[Entries from a dataset of interfaces]

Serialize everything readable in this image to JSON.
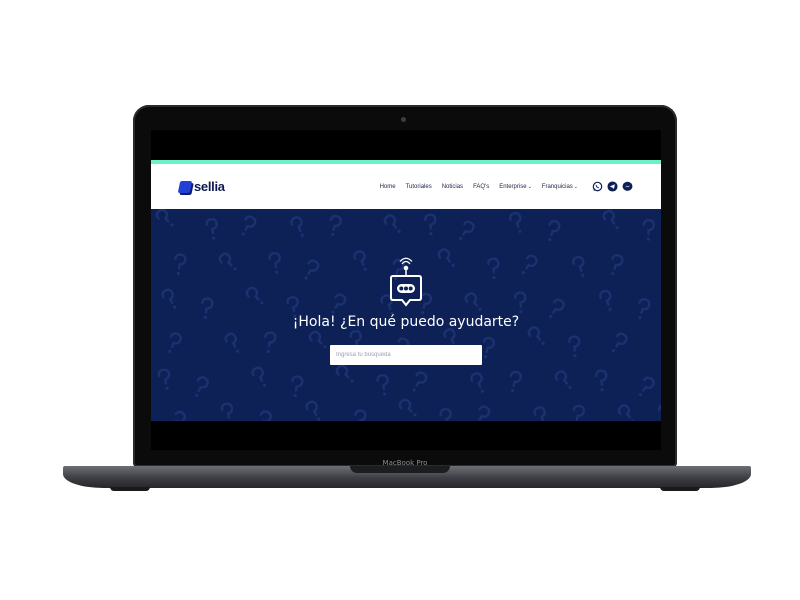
{
  "device": {
    "model_label": "MacBook Pro"
  },
  "site": {
    "logo_text": "sellia",
    "nav": {
      "items": [
        {
          "label": "Home",
          "has_dropdown": false
        },
        {
          "label": "Tutoriales",
          "has_dropdown": false
        },
        {
          "label": "Noticias",
          "has_dropdown": false
        },
        {
          "label": "FAQ's",
          "has_dropdown": false
        },
        {
          "label": "Enterprise",
          "has_dropdown": true
        },
        {
          "label": "Franquicias",
          "has_dropdown": true
        }
      ],
      "social_icons": [
        "whatsapp-icon",
        "telegram-icon",
        "messenger-icon"
      ]
    },
    "hero": {
      "icon": "robot-chat-icon",
      "title": "¡Hola! ¿En qué puedo ayudarte?",
      "search_placeholder": "Ingresa tu búsqueda"
    }
  },
  "colors": {
    "accent_bar": "#6ef0c8",
    "hero_background": "#0d2156",
    "brand_blue": "#2340d6",
    "nav_text": "#1c2445"
  }
}
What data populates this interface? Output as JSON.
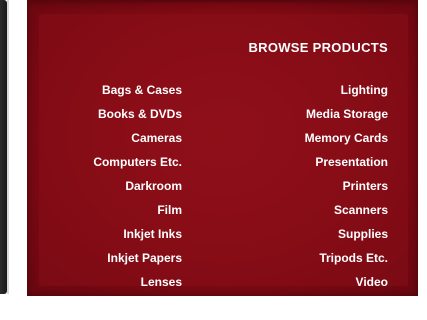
{
  "browse": {
    "title": "BROWSE PRODUCTS",
    "left_column": [
      {
        "label": "Bags & Cases"
      },
      {
        "label": "Books & DVDs"
      },
      {
        "label": "Cameras"
      },
      {
        "label": "Computers Etc."
      },
      {
        "label": "Darkroom"
      },
      {
        "label": "Film"
      },
      {
        "label": "Inkjet Inks"
      },
      {
        "label": "Inkjet Papers"
      },
      {
        "label": "Lenses"
      }
    ],
    "right_column": [
      {
        "label": "Lighting"
      },
      {
        "label": "Media Storage"
      },
      {
        "label": "Memory Cards"
      },
      {
        "label": "Presentation"
      },
      {
        "label": "Printers"
      },
      {
        "label": "Scanners"
      },
      {
        "label": "Supplies"
      },
      {
        "label": "Tripods Etc."
      },
      {
        "label": "Video"
      }
    ]
  },
  "colors": {
    "panel_background": "#7c0a12",
    "text": "#ffffff"
  }
}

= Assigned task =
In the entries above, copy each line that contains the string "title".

= Task response =
      "title": "¡Hola! ¿En qué puedo ayudarte?",
    "title": "BROWSE PRODUCTS",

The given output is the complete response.